### [Exercise objective]
Before you finish, make sure every line below has been written out exactly.

[Entries shown]

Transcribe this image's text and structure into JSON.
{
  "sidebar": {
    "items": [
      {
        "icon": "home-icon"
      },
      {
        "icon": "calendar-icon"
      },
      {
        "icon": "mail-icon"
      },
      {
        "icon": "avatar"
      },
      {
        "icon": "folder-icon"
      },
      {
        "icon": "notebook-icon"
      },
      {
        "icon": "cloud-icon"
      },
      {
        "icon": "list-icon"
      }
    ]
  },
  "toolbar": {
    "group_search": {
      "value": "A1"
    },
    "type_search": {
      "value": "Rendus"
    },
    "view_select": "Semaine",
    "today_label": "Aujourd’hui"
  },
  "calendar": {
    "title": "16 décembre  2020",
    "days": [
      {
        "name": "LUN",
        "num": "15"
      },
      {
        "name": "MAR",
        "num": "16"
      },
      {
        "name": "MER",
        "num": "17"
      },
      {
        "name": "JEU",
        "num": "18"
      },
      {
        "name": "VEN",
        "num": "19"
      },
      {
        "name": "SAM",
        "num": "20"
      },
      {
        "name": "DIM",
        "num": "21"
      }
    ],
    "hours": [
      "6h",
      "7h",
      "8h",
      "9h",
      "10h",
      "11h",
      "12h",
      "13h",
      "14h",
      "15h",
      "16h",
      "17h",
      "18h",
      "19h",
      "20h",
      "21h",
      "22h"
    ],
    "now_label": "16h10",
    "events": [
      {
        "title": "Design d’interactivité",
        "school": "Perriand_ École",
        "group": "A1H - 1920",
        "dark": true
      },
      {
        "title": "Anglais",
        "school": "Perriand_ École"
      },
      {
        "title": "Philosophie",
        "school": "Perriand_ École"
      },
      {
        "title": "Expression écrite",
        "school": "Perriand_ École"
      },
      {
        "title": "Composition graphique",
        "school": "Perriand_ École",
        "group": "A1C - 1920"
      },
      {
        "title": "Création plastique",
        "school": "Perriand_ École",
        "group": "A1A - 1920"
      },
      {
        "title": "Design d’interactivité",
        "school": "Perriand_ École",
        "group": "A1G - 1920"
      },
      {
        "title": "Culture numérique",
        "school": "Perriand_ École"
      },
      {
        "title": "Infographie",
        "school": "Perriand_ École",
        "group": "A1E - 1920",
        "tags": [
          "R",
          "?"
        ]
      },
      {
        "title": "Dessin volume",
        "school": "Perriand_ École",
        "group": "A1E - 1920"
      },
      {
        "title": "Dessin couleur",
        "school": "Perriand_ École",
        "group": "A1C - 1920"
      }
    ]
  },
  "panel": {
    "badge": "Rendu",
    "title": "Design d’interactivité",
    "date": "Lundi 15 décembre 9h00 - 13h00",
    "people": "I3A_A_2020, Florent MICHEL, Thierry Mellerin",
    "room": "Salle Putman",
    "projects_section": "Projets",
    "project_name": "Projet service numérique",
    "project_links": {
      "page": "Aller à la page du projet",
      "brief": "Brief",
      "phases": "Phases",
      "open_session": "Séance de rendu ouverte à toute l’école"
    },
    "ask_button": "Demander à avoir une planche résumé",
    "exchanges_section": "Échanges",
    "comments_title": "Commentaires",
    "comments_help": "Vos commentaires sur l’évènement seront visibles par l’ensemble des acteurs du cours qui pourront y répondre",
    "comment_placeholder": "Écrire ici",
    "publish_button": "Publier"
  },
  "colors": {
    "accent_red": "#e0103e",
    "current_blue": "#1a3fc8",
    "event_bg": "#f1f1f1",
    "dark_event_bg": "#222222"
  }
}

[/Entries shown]

### [Output below]
Transcribe this image's text and structure into JSON.
{
  "sidebar": {
    "items": [
      {
        "icon": "home-icon"
      },
      {
        "icon": "calendar-icon"
      },
      {
        "icon": "mail-icon"
      },
      {
        "icon": "avatar"
      },
      {
        "icon": "folder-icon"
      },
      {
        "icon": "notebook-icon"
      },
      {
        "icon": "cloud-icon"
      },
      {
        "icon": "list-icon"
      }
    ]
  },
  "toolbar": {
    "group_search": {
      "value": "A1"
    },
    "type_search": {
      "value": "Rendus"
    },
    "view_select": "Semaine",
    "today_label": "Aujourd’hui"
  },
  "calendar": {
    "title": "16 décembre  2020",
    "days": [
      {
        "name": "LUN",
        "num": "15"
      },
      {
        "name": "MAR",
        "num": "16"
      },
      {
        "name": "MER",
        "num": "17"
      },
      {
        "name": "JEU",
        "num": "18"
      },
      {
        "name": "VEN",
        "num": "19"
      },
      {
        "name": "SAM",
        "num": "20"
      },
      {
        "name": "DIM",
        "num": "21"
      }
    ],
    "hours": [
      "6h",
      "7h",
      "8h",
      "9h",
      "10h",
      "11h",
      "12h",
      "13h",
      "14h",
      "15h",
      "16h",
      "17h",
      "18h",
      "19h",
      "20h",
      "21h",
      "22h"
    ],
    "now_label": "16h10",
    "events": [
      {
        "title": "Design d’interactivité",
        "school": "Perriand_ École",
        "group": "A1H - 1920",
        "dark": true
      },
      {
        "title": "Anglais",
        "school": "Perriand_ École"
      },
      {
        "title": "Philosophie",
        "school": "Perriand_ École"
      },
      {
        "title": "Expression écrite",
        "school": "Perriand_ École"
      },
      {
        "title": "Composition graphique",
        "school": "Perriand_ École",
        "group": "A1C - 1920"
      },
      {
        "title": "Création plastique",
        "school": "Perriand_ École",
        "group": "A1A - 1920"
      },
      {
        "title": "Design d’interactivité",
        "school": "Perriand_ École",
        "group": "A1G - 1920"
      },
      {
        "title": "Culture numérique",
        "school": "Perriand_ École"
      },
      {
        "title": "Infographie",
        "school": "Perriand_ École",
        "group": "A1E - 1920",
        "tags": [
          "R",
          "?"
        ]
      },
      {
        "title": "Dessin volume",
        "school": "Perriand_ École",
        "group": "A1E - 1920"
      },
      {
        "title": "Dessin couleur",
        "school": "Perriand_ École",
        "group": "A1C - 1920"
      }
    ]
  },
  "panel": {
    "badge": "Rendu",
    "title": "Design d’interactivité",
    "date": "Lundi 15 décembre 9h00 - 13h00",
    "people": "I3A_A_2020, Florent MICHEL, Thierry Mellerin",
    "room": "Salle Putman",
    "projects_section": "Projets",
    "project_name": "Projet service numérique",
    "project_links": {
      "page": "Aller à la page du projet",
      "brief": "Brief",
      "phases": "Phases",
      "open_session": "Séance de rendu ouverte à toute l’école"
    },
    "ask_button": "Demander à avoir une planche résumé",
    "exchanges_section": "Échanges",
    "comments_title": "Commentaires",
    "comments_help": "Vos commentaires sur l’évènement seront visibles par l’ensemble des acteurs du cours qui pourront y répondre",
    "comment_placeholder": "Écrire ici",
    "publish_button": "Publier"
  },
  "colors": {
    "accent_red": "#e0103e",
    "current_blue": "#1a3fc8",
    "event_bg": "#f1f1f1",
    "dark_event_bg": "#222222"
  }
}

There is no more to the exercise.